When dealing with Lewy body dementia, one of the most important things to remember is that you are not alone. There are many resources available to those looking for support, both in terms of family and friends and in terms of organizations and groups. Above all else, it is important to build a support network that can help you navigate your diagnosis and your care.
There are many online and offline support groups available to those living with Lewy body dementia. These groups can provide group discussion, education, and much-needed emotional support. There are also organizations dedicated to raising awareness about Lewy body dementia, such as the Lewy Body Dementia Association (LBDA), which provides advocacy initiatives and resources for those living with the disorder.
In addition to educational and emotional support, having family and friends to rely on can be an invaluable resource for those dealing with Lewy body dementia. It may be difficult for loved ones to understand the effects and symptoms of Lewy body dementia, but having a network of people to turn to for support can help make coping with the illness easier.
Finally, remember that there is no one-size-fits-all approach to managing Lewy body dementia. Every situation is different and there is no shame in reaching out for help. Taking the time to build a strong support network is important and can make a world of difference in how you manage your diagnosis.
The story of Robin Williams and his battle with Lewy body dementia shows us that even in the face of adversity, it’s possible to live a full life. Despite the challenges posed by this progressive and degenerative disorder, Robin Williams was able to achieve success both in his career and personal life. His story is an inspiration to those living with Lewy body dementia to never give up hope and persevere despite the odds. We can learn from Williams' example and remember that the power of hope and resilience are always within us.
Resources for Lewy Body Dementia
When researching Lewy body dementia there are many reliable sources available to help learn more about the condition. Here is a list of suggested resources:
- The Lewy Body Society: The Lewy Body Society is a nonprofit organization dedicated to providing helpful information on Lewy body dementia and supporting those affected by the condition. Their website includes research updates, personal stories, and advice from carers.
- Alzheimer’s Association: The Alzheimer’s Association is an organization that focuses on providing education and support for those living with Alzheimer’s disease and other dementias.

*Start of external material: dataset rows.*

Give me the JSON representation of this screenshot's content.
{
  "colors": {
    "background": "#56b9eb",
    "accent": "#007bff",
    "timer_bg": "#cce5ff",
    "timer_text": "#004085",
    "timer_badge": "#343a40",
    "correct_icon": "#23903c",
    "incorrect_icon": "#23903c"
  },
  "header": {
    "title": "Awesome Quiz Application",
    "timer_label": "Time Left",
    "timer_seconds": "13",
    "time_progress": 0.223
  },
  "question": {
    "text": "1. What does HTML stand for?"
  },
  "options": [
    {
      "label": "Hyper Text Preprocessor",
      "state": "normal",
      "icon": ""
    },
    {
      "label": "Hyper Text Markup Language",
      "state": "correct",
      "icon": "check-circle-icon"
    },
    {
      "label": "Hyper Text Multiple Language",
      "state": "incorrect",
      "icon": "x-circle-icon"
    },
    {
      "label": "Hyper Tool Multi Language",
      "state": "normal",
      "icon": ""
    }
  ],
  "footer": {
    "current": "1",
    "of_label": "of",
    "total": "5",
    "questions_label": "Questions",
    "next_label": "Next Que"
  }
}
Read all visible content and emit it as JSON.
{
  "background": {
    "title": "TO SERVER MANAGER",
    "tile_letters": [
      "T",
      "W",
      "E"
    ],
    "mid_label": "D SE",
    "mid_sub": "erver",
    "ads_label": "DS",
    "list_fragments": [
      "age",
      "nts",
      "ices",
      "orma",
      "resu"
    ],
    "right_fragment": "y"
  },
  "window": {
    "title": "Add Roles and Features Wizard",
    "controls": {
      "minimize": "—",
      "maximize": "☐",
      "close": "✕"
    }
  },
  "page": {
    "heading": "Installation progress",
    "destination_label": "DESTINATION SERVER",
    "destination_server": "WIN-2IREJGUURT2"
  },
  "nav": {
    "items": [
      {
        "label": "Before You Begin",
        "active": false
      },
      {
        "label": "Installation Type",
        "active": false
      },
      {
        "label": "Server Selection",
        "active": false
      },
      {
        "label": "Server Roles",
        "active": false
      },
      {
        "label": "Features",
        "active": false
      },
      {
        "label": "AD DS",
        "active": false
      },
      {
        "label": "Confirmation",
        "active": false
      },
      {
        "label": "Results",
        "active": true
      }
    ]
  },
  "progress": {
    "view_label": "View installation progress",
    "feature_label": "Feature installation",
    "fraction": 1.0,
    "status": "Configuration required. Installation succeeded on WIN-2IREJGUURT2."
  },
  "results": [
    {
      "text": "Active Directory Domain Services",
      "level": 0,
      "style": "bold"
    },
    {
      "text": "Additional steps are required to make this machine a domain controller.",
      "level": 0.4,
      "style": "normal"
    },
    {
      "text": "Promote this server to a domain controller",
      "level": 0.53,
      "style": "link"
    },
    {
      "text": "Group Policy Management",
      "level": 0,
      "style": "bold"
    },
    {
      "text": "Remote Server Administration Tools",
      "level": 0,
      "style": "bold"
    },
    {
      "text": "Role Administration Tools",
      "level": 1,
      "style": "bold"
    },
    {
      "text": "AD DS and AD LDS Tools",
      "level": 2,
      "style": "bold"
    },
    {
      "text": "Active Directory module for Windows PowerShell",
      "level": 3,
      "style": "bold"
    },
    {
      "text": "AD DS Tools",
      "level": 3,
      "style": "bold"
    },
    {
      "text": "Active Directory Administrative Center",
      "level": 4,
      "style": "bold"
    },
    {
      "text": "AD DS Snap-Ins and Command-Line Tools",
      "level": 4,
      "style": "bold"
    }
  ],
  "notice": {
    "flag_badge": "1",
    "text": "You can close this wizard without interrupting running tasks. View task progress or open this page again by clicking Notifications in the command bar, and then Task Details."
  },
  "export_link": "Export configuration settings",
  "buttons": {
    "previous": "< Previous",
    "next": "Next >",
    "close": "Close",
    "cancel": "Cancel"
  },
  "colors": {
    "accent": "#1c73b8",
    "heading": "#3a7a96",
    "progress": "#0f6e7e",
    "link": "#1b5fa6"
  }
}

Their website includes a library of information on different types of dementia, including Lewy body dementia.
- National Institute on Aging: This government organization provides valuable information and resources on aging and age-related diseases. Their website includes articles, brochures, and helpful tools on topics such as Lewy body dementia.
- WebMD: WebMD is a trusted online source for medical information. On their website, they include a comprehensive library of topics on diseases and conditions that includes Lewy body dementia.